Page and application data records:
-.-.-
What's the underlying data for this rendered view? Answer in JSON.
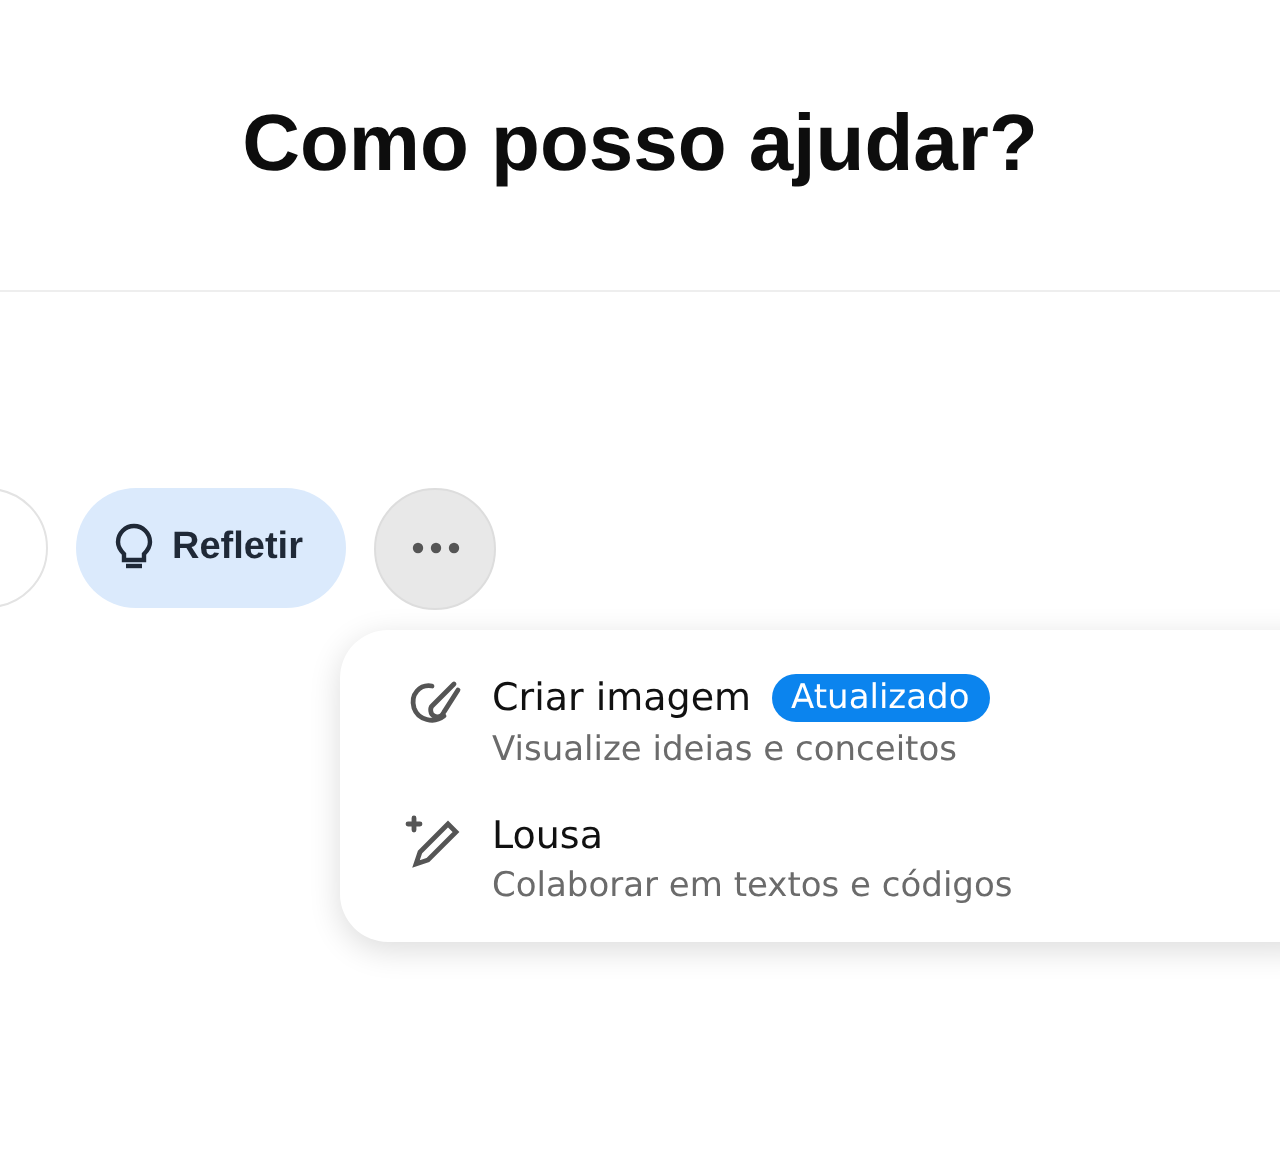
{
  "heading": "Como posso ajudar?",
  "actions": [
    {
      "kind": "partial"
    },
    {
      "kind": "pill",
      "label": "Refletir",
      "selected": true
    },
    {
      "kind": "more",
      "expanded": true
    }
  ],
  "menu": [
    {
      "kind": "image",
      "title": "Criar imagem",
      "badge": "Atualizado",
      "subtitle": "Visualize ideias e conceitos"
    },
    {
      "kind": "canvas",
      "title": "Lousa",
      "subtitle": "Colaborar em textos e códigos"
    }
  ]
}
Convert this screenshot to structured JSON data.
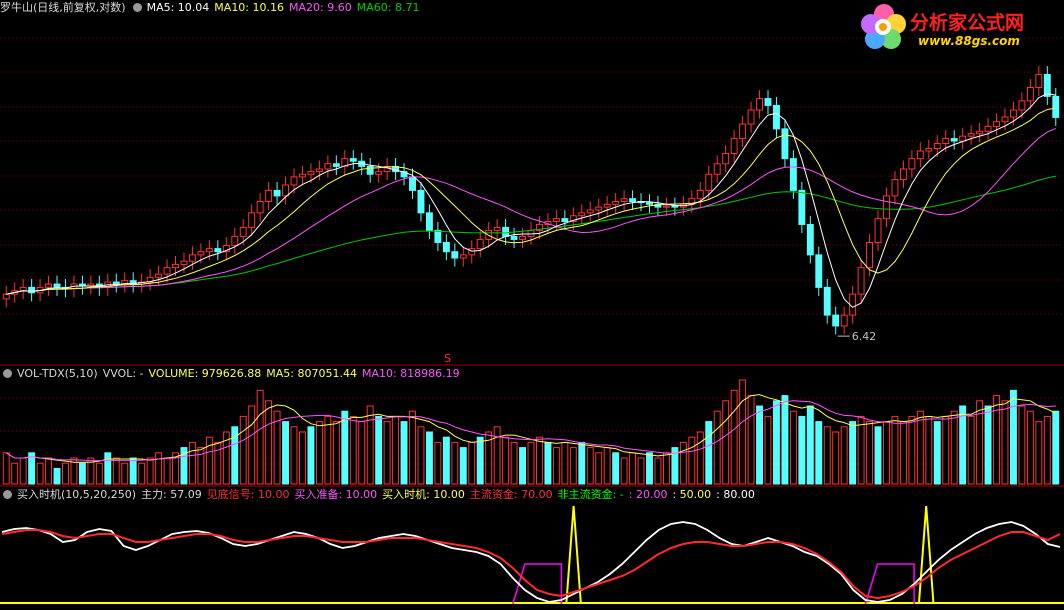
{
  "logo": {
    "title": "分析家公式网",
    "url": "www.88gs.com"
  },
  "panel1": {
    "title": "罗牛山(日线,前复权,对数)",
    "ma5": "MA5: 10.04",
    "ma10": "MA10: 10.16",
    "ma20": "MA20: 9.60",
    "ma60": "MA60: 8.71",
    "low_label": "6.42",
    "marker": "S"
  },
  "panel2": {
    "name": "VOL-TDX(5,10)",
    "vvol": "VVOL: -",
    "volume": "VOLUME: 979626.88",
    "ma5": "MA5: 807051.44",
    "ma10": "MA10: 818986.19"
  },
  "panel3": {
    "name": "买入时机(10,5,20,250)",
    "zhuli": "主力: 57.09",
    "jiandi": "见底信号: 10.00",
    "zhunbei": "买入准备: 10.00",
    "shiji": "买入时机: 10.00",
    "zhuliu": "主流资金: 70.00",
    "feizhuliu": "非主流资金: -",
    "l20": ": 20.00",
    "l50": ": 50.00",
    "l80": ": 80.00"
  },
  "colors": {
    "up": "#ff3232",
    "down": "#54ffff",
    "ma5": "#ffffff",
    "ma10": "#ffff54",
    "ma20": "#ff54ff",
    "ma60": "#00c800",
    "grid": "#800000",
    "zhuli": "#ffffff",
    "zhuliu": "#ff2a2a",
    "feizhuliu": "#00ff00",
    "signal": "#ffff00",
    "prep": "#ff00ff"
  },
  "chart_data": [
    {
      "type": "candlestick",
      "title": "罗牛山(日线,前复权,对数)",
      "low_marker": 6.42,
      "close": [
        6.9,
        6.95,
        7.0,
        6.92,
        7.0,
        7.05,
        7.0,
        6.98,
        7.05,
        7.02,
        7.05,
        7.0,
        7.08,
        7.05,
        7.1,
        7.05,
        7.08,
        7.15,
        7.2,
        7.3,
        7.35,
        7.4,
        7.5,
        7.55,
        7.6,
        7.55,
        7.65,
        7.8,
        7.95,
        8.2,
        8.4,
        8.6,
        8.5,
        8.7,
        8.85,
        8.9,
        8.95,
        9.0,
        9.1,
        9.05,
        9.2,
        9.15,
        9.05,
        8.9,
        8.95,
        9.05,
        8.95,
        8.85,
        8.6,
        8.2,
        7.9,
        7.7,
        7.55,
        7.45,
        7.5,
        7.6,
        7.75,
        7.9,
        7.95,
        7.8,
        7.75,
        7.8,
        7.9,
        8.0,
        8.05,
        8.1,
        8.05,
        8.15,
        8.2,
        8.25,
        8.3,
        8.35,
        8.4,
        8.45,
        8.4,
        8.38,
        8.35,
        8.3,
        8.32,
        8.3,
        8.35,
        8.45,
        8.6,
        8.9,
        9.1,
        9.3,
        9.6,
        9.9,
        10.2,
        10.45,
        10.3,
        9.8,
        9.2,
        8.6,
        8.0,
        7.5,
        7.0,
        6.6,
        6.45,
        6.6,
        6.9,
        7.3,
        7.7,
        8.1,
        8.5,
        8.8,
        9.0,
        9.2,
        9.35,
        9.4,
        9.5,
        9.6,
        9.55,
        9.65,
        9.7,
        9.75,
        9.85,
        9.95,
        10.05,
        10.2,
        10.4,
        10.7,
        11.0,
        10.5,
        10.04
      ],
      "ma5_last": 10.04,
      "ma10_last": 10.16,
      "ma20_last": 9.6,
      "ma60_last": 8.71
    },
    {
      "type": "bar",
      "title": "VOL-TDX(5,10)",
      "volume_last": 979626.88,
      "ma5_last": 807051.44,
      "ma10_last": 818986.19,
      "values": [
        6,
        4,
        5,
        6,
        4,
        5,
        3,
        4,
        5,
        4,
        5,
        4,
        6,
        5,
        4,
        5,
        4,
        5,
        6,
        5,
        6,
        7,
        8,
        7,
        9,
        8,
        10,
        11,
        13,
        15,
        18,
        16,
        14,
        12,
        11,
        10,
        11,
        12,
        13,
        12,
        14,
        13,
        12,
        15,
        13,
        12,
        13,
        12,
        14,
        11,
        10,
        8,
        9,
        8,
        7,
        8,
        9,
        10,
        11,
        9,
        8,
        7,
        8,
        9,
        8,
        7,
        8,
        7,
        8,
        7,
        6,
        7,
        6,
        5,
        6,
        5,
        6,
        5,
        6,
        7,
        8,
        9,
        10,
        12,
        14,
        16,
        18,
        20,
        17,
        15,
        13,
        16,
        17,
        14,
        13,
        15,
        12,
        11,
        10,
        11,
        12,
        13,
        12,
        11,
        12,
        13,
        12,
        13,
        14,
        13,
        12,
        13,
        14,
        15,
        13,
        16,
        15,
        17,
        16,
        18,
        15,
        14,
        12,
        13,
        14
      ],
      "down_idx": [
        3,
        6,
        9,
        12,
        15,
        21,
        27,
        33,
        36,
        40,
        44,
        47,
        50,
        52,
        54,
        56,
        61,
        64,
        68,
        72,
        76,
        79,
        83,
        89,
        91,
        92,
        94,
        95,
        96,
        100,
        103,
        110,
        113,
        116,
        119,
        124
      ]
    },
    {
      "type": "line",
      "title": "买入时机(10,5,20,250)",
      "series": [
        {
          "name": "主力",
          "values": [
            72,
            75,
            76,
            74,
            70,
            62,
            64,
            72,
            75,
            73,
            58,
            54,
            58,
            64,
            70,
            72,
            73,
            71,
            66,
            60,
            58,
            60,
            64,
            68,
            72,
            70,
            66,
            60,
            56,
            58,
            62,
            66,
            68,
            70,
            68,
            64,
            60,
            56,
            54,
            52,
            48,
            40,
            26,
            14,
            6,
            2,
            4,
            10,
            16,
            22,
            30,
            40,
            52,
            64,
            74,
            80,
            82,
            80,
            74,
            66,
            60,
            58,
            62,
            66,
            62,
            58,
            52,
            48,
            40,
            30,
            14,
            4,
            2,
            4,
            10,
            20,
            32,
            44,
            54,
            62,
            70,
            76,
            80,
            82,
            78,
            70,
            60,
            57
          ]
        },
        {
          "name": "主流资金",
          "values": [
            70,
            72,
            74,
            74,
            72,
            68,
            66,
            68,
            70,
            70,
            66,
            62,
            62,
            64,
            66,
            68,
            70,
            70,
            68,
            64,
            62,
            62,
            64,
            66,
            68,
            68,
            66,
            64,
            62,
            62,
            62,
            64,
            66,
            66,
            66,
            64,
            62,
            60,
            58,
            56,
            52,
            46,
            36,
            24,
            14,
            10,
            8,
            12,
            16,
            20,
            24,
            28,
            34,
            42,
            50,
            56,
            60,
            62,
            62,
            60,
            58,
            58,
            60,
            62,
            62,
            60,
            56,
            50,
            42,
            32,
            18,
            8,
            6,
            8,
            12,
            18,
            26,
            36,
            44,
            50,
            56,
            62,
            68,
            72,
            72,
            68,
            64,
            70
          ]
        }
      ],
      "ylim": [
        0,
        100
      ],
      "levels": [
        20,
        50,
        80
      ]
    }
  ]
}
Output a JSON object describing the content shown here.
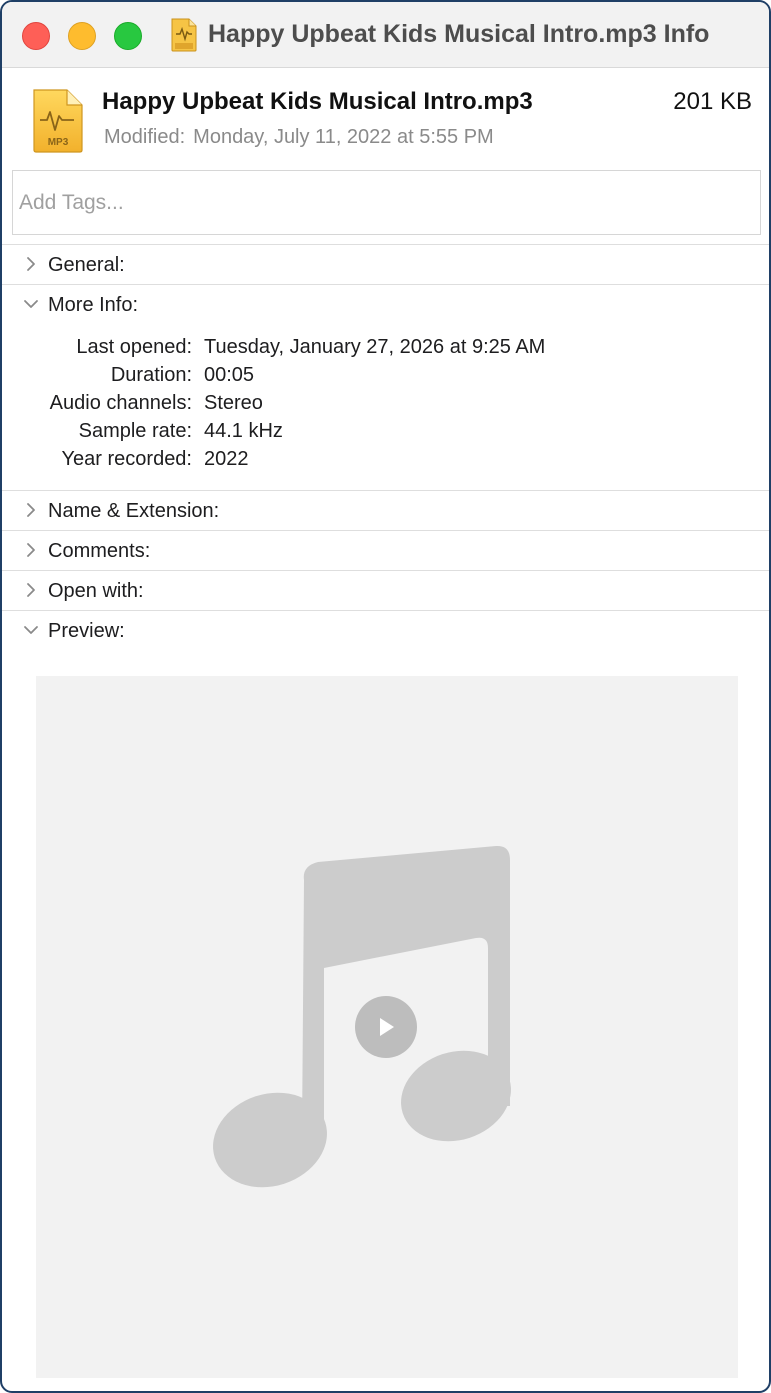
{
  "window": {
    "title": "Happy Upbeat Kids Musical Intro.mp3 Info"
  },
  "file": {
    "name": "Happy Upbeat Kids Musical Intro.mp3",
    "size": "201 KB",
    "modified_label": "Modified:",
    "modified_value": "Monday, July 11, 2022 at 5:55 PM",
    "icon": "mp3-file-icon",
    "icon_badge": "MP3"
  },
  "tags": {
    "placeholder": "Add Tags..."
  },
  "sections": {
    "general": {
      "label": "General:",
      "expanded": false
    },
    "more_info": {
      "label": "More Info:",
      "expanded": true
    },
    "name_extension": {
      "label": "Name & Extension:",
      "expanded": false
    },
    "comments": {
      "label": "Comments:",
      "expanded": false
    },
    "open_with": {
      "label": "Open with:",
      "expanded": false
    },
    "preview": {
      "label": "Preview:",
      "expanded": true
    }
  },
  "more_info": {
    "rows": [
      {
        "label": "Last opened:",
        "value": "Tuesday, January 27, 2026 at 9:25 AM"
      },
      {
        "label": "Duration:",
        "value": "00:05"
      },
      {
        "label": "Audio channels:",
        "value": "Stereo"
      },
      {
        "label": "Sample rate:",
        "value": "44.1 kHz"
      },
      {
        "label": "Year recorded:",
        "value": "2022"
      }
    ]
  },
  "preview": {
    "icon": "music-note-icon",
    "play_icon": "play-icon"
  },
  "colors": {
    "close": "#fe5f57",
    "minimize": "#febc2e",
    "maximize": "#28c840",
    "preview_bg": "#f2f2f2",
    "note": "#cccccc"
  }
}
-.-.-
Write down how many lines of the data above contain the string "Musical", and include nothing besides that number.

2